While states should assist people on Medicaid meet their requirements — for instance, by assisting them find child care, transportation or job training — they may not use any Medicaid funds to do so, the letter says.
In the states that adopt such requirements, critics say, the effect will spread far beyond the healthy adults who do not already comply. Those who have a job are in school or care for young children will need to document to their state’s Medicaid agency that they are in compliance — or risk losing their advantages.
Under Kentucky’s waiver application, for instance, people on Medicaid would be needed to report income changes within 10 days, noted Cara Stewart of the Kentucky Equal Justice Center. For low-wage workers, such as waitresses with fluctuating wages, “it boggles my mind,” Stewart said.
Before she became the CMS administrator, Verma was a health-care consultant who specialized in assisting states redesign their Medicaid programs. She was an architect of Kentucky’s waiver application once a Democratic governor who had eagerly embraced the ACA was succeeded by Matt Bevin, a Republican who campaigned on a pledge to reverse the program expansion there.
Verma also had a major role in designing an unorthodox approach to Medicaid in Indiana, which had asked the Obama administration to approve a work requirement. In the end, that state included in its Medicaid expansion only an encouragement of voluntary efforts by beneficiaries to train for work or find jobs.
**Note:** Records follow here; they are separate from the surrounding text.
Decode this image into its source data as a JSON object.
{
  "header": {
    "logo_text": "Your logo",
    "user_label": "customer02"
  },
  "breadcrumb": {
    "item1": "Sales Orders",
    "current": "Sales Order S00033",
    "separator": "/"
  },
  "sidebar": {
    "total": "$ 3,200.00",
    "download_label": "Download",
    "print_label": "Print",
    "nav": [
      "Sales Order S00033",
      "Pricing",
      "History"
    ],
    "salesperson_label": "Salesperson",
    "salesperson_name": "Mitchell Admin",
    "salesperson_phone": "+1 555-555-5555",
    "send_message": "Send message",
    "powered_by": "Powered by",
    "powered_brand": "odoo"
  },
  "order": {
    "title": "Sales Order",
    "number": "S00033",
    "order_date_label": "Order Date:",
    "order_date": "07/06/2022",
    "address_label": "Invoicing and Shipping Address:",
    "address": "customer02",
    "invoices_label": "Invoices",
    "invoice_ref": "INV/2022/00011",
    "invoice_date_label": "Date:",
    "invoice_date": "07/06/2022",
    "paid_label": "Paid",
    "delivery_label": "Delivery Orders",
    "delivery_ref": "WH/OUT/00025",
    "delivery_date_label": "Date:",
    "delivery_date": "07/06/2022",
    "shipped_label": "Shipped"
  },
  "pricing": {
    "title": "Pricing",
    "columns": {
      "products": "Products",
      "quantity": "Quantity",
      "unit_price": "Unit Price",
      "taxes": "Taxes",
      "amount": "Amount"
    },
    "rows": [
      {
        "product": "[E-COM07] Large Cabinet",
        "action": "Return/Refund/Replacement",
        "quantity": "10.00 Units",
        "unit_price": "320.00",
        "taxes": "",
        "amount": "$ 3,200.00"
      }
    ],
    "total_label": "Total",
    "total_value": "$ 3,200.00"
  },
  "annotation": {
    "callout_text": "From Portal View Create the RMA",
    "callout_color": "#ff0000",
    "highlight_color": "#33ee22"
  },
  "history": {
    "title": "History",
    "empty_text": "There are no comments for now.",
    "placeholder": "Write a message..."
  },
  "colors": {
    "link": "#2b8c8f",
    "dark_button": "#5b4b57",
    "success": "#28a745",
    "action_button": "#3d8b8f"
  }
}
Indiana rewrote its waiver request last summer, this time asking for federal permission to compel work activities.
Verma has recused herself from ruling on those two states’ requests but has imported the ideas behind them into the new federal policy.